Licensing reform efforts are difficult to implement successfully. The consumers and the aspiring professionals who suffer from anticompetitive licensing regimes are numerous and typically politically unorganized. On the other hand, the industry insiders who benefit from these regimes are comparatively few in number and typically well organized. Economists and political scientists have long blamed this pattern of diffuse costs and concentrated benefits for the persistence of inefficient and inequitable policy. And this pattern has made licensing reform an uphill battle, even though experts across the political spectrum tend to agree that current licensing laws are inefficient and anticompetitive.
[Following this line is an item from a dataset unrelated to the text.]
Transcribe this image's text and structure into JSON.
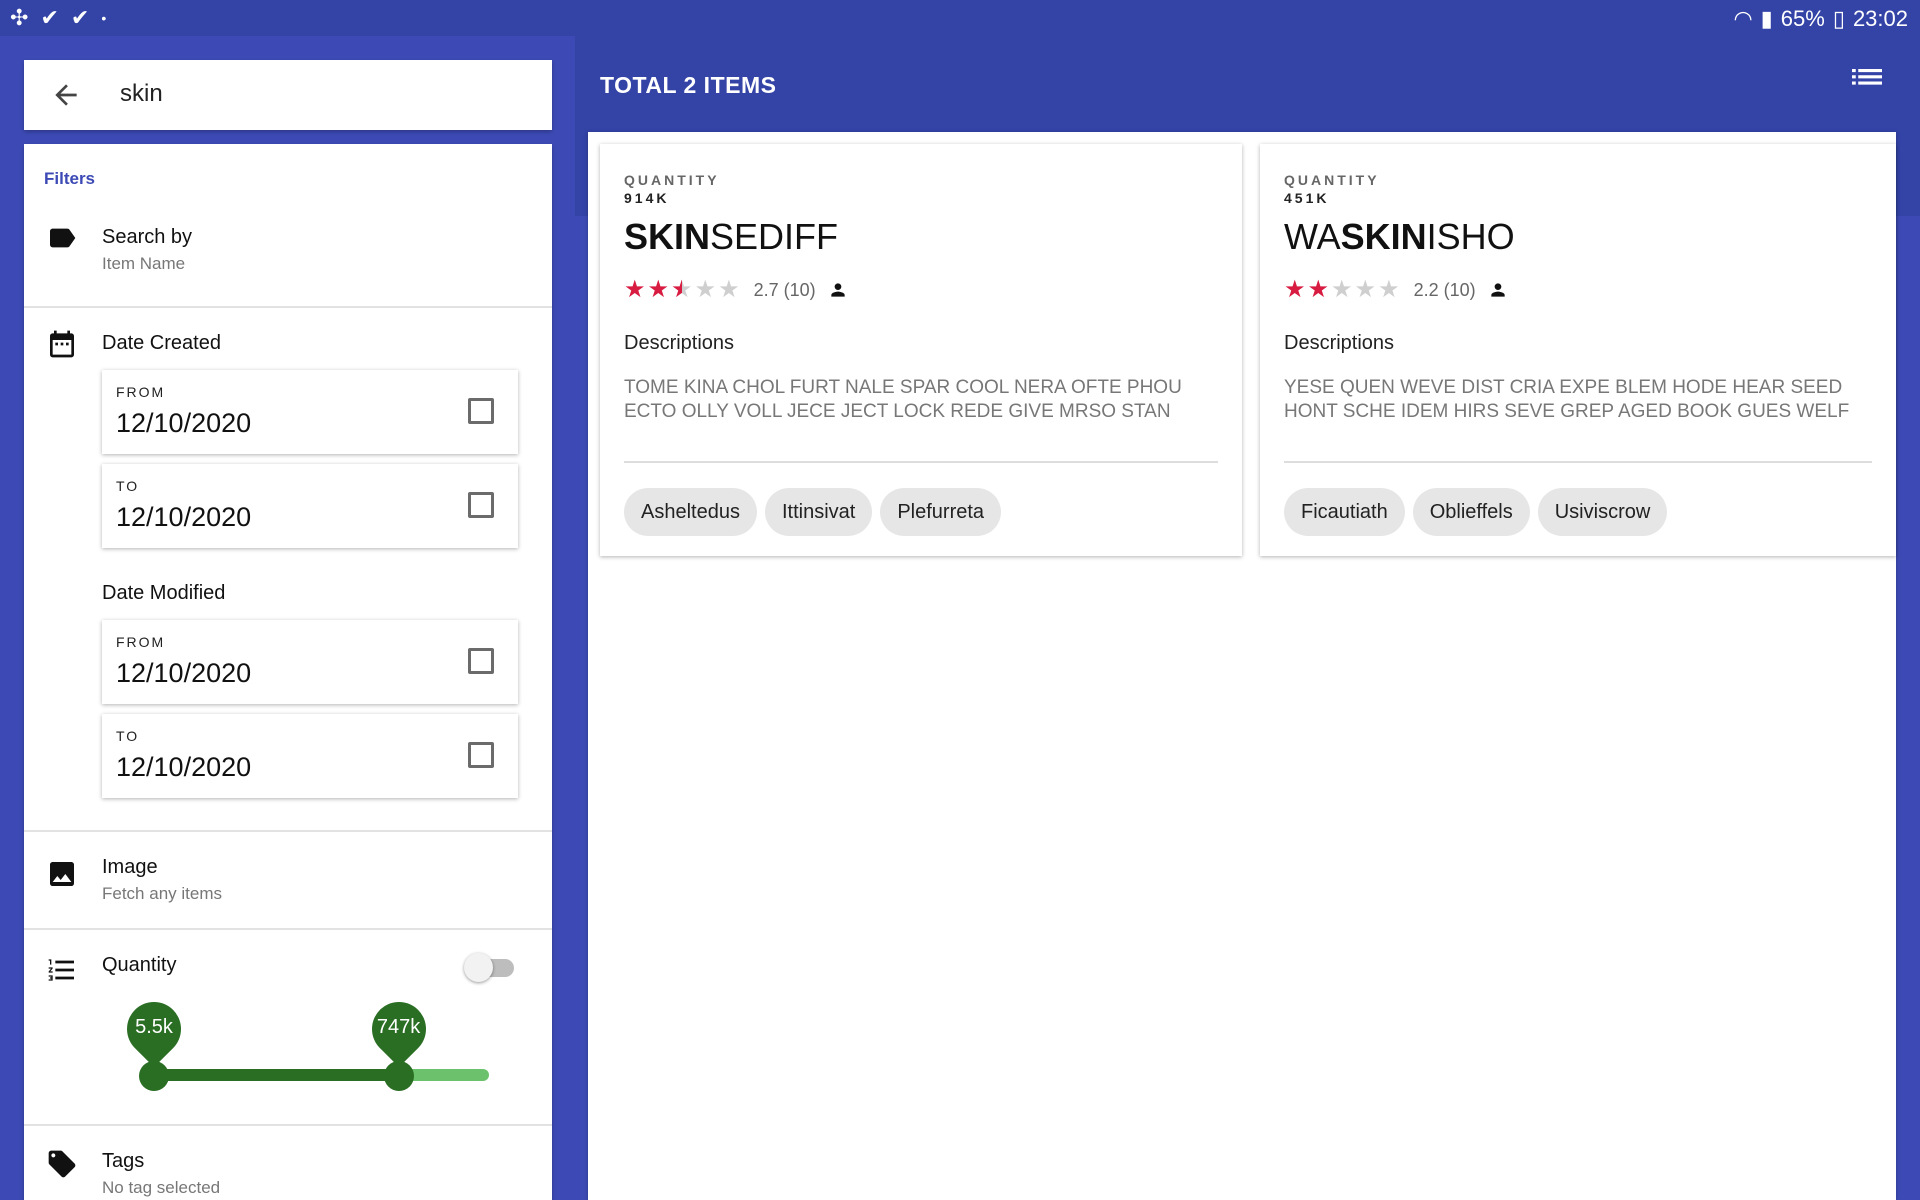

Drawing lessons from successful reform. Despite the advantages enjoyed by special interests, history affords a number of examples in which the general interest has prevailed. In areas as varied as trade, race relations, and airline policy, special interests have occasionally lost their privileges while general and diffuse interests have benefitted from a more level and open playing field.
There are a number of important lessons to draw from these cases. But perhaps the most important is that institutional reforms must permit policymakers to cast conspicuous votes in the general interest and limit the power of special interests to dominate the process.
Arizona has already pursued a number of important institutional reforms of occupational licensure, including the right to earn a living and universal license recognition.
Because licensure imposes particularly steep burdens for peripatetic military personnel and their spouses, a number of states have moved to ease that burden for this particular population. The most common approach, adopted by every state but Connecticut, is to somehow recognize out-of-state licenses of current or former military personnel, their spouses, or both. This can take a number of forms. In Tennessee, Texas, and Utah, for example, active-duty military personnel and their spouses may work without a license so long as they possess a valid out-of-state license. In the other 46 states that recognize out-of-state licenses, state agencies must grant in-state licenses to those military personnel and their spouses who currently possess valid out-of-state licenses.
In 32 states (shown in figure 3), regulators are required to conduct an expedited review process in order to determine the validity of out-of-state licenses. In 35 states (shown in figure 4), regulators are required to issue temporary licenses during the review period. These temporary licenses can be helpful because they permit recently relocated members of the armed forces or their spouses to get to work right away.
HB 2288 in Arizona would further ease the burden of licensure for low-income individuals, active-duty military personnel, military spouses, and veterans by waiving licensing fees for these individuals. While this approach is certainly beneficial for this population, it fails to alleviate the burden borne by most licensed workers.
Policymakers who value consumer protection, lower prices, and greater opportunity for employment—especially among lower-skilled and lower-educated populations—would do well to consider these reforms.
Thank you for the opportunity to share my research with you today. I look forward to answering any questions you may have.